Solar Panels Could Be Coming to a Barbecue Near You
BY: Stephanie McDaniel | Jul 31, 2014

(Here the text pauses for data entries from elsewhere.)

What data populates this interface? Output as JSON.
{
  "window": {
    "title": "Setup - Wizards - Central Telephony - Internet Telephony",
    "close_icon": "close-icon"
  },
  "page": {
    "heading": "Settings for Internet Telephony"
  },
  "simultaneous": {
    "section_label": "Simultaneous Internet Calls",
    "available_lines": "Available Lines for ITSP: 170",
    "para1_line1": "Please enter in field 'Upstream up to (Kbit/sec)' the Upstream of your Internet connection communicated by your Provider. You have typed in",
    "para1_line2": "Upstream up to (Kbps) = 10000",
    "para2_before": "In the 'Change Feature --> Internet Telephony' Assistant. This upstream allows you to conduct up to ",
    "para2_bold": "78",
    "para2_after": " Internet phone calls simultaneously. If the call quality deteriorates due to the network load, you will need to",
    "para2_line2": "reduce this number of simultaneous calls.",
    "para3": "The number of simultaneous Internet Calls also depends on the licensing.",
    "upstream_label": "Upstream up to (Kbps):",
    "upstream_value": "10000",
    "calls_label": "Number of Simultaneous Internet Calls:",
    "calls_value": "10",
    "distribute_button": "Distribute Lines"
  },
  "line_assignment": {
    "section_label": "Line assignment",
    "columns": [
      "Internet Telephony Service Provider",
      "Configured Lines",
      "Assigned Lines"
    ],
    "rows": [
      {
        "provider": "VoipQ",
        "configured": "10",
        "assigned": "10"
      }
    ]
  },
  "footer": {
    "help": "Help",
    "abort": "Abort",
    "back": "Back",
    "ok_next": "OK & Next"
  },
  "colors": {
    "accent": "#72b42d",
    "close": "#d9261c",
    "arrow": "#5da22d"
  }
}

Above: the SolSource, a portable stove and grill powered by solar panels that proclaims to "cook anything under the sun." Every year, students across America spray-paint cardboard boxes, wrap them in foil, and stick them outside to use the power of the sun to slow-cook pizza or cookies. “There’s still fifth-grade students that do that where I live," said Louise Meyer, a cofounder of Solar Household Energy, a nonprofit organization that teaches people around the world how to cook and sanitize water using solar power. "[The kids] love it, they learn, and fortunately, they remember." The concept of solar cooking—and the technology behind it—has come a long way from those grade-school experiments. New models of solar cookers are popping up in a wide range of unexpected places, from backyard patios in California to remote villages in Ivory Coast and the Himalayas. To learn more about the emergence of solar cooking, we talked to Meyer and to Caitlin Powers, a cofounder of One Earth Designs. Here are six things you should know: 1. Solar Cookers Harness the Power of Parabolas The wide range of cooking devices currently on the market includes everything from a simple solar oven to complex parabolic and paraboloidal reflectors, which use the geometry of a parabola to redirect light for cooking. One Earth Designs sells the SolSource, a collapsible, weatherproof cooker. Powers said it can reach temperatures comparable to a traditional grill within five minutes and can sear, sauté, bake, and smoke foods. Meyer’s company created a hybrid cooker, the HotPot, a portable solar oven that uses reflective panels but bakes food instead of grilling it. 2. They Cook a Multitude of Cuisines “Every sunny day, I’ll cook something because I can’t stand wasting energy,” Meyer said. “I see this great sunlight, and I think, ‘I have to use it.’ It’s as if I’d turn my stove on and not use it.” She bakes everything from potatoes to banana bread in her hybrid panel cooker. Powers, on the other hand, enjoys cooking cedar-smoked salmon, fajitas, cornbread, and vegetable skewers. Solar cookers can be used to make all kinds of cuisines, though. “Our customers in rural areas of Asia routinely cook noodle dishes, tea, rice, steamed dumpling, stir-fries, and stews,” Powers said. 3. They’re Found at Restaurants Around the World Combine high-intensity cookers and solar ovens and the result is an entire solar kitchen. Restaurants in Nicaragua, India, and Finland, among other countries, are using this technology to their advantage. In the United States, Solar Roast Coffee slow-roasts its coffee beans in solar cookers to create a dark roast with an intense flavor. Its Helios V model roasts 70 pounds of coffee every hour; the roasts are then shipped across the country. 4. They Cook with No Carcinogens or Pests Every day, the sun’s rays shine on the earth. A parabolic solar cooker’s mirrored panels collect those beams of light and redirect them onto a single point, converting that light into heat that can be used for cooking. Creating a bubble of heat inside the cooker not only heats the food but also keeps away ants and bugs. Powers prefers this method because it doesn’t emit carbon dioxide and it prevents particles of burnt fuel—filled with carcinogens—from landing in food, the way it would with a traditional grill. 5. They’re Another Facet of a Green Lifestyle Solar cooking has recently become a popular activity among urban gardeners. Meyer often gives demonstrations in urban gardens, showing people how they can harvest their vegetables, put the food in the cooker, and immediately have lunch. Because most urban gardeners already live eco-friendly lives, “it doesn’t make sense to drag a barbecue thing with a big gas tank when you can just take something small in your backpack and unpack it and cook right there,” she said. 6. They Improve Impoverished Rural Areas Today, the rural areas of China and India hold the largest populations of solar-cooker users. Here, the benefits of solar cooking are twofold. By not using wood, it prevents deforestation. It also provides users with a lifetime source of energy to cook with at no cost. And, though the process is time consuming, it actually provides the chefs, who are generally women, with free time while food cooks. Without solar cooking, Meyer said, “women would never have time to pursue anything.” Photos courtesy of One Earth Designs
BY: Stephanie McDaniel
Stephanie McDaniel is a political theorist-turned-novelist from South Carolina. On the rare occasion she’s not writing, she spends her time folk dancing, singing, and adding sea salt to Lake Michigan.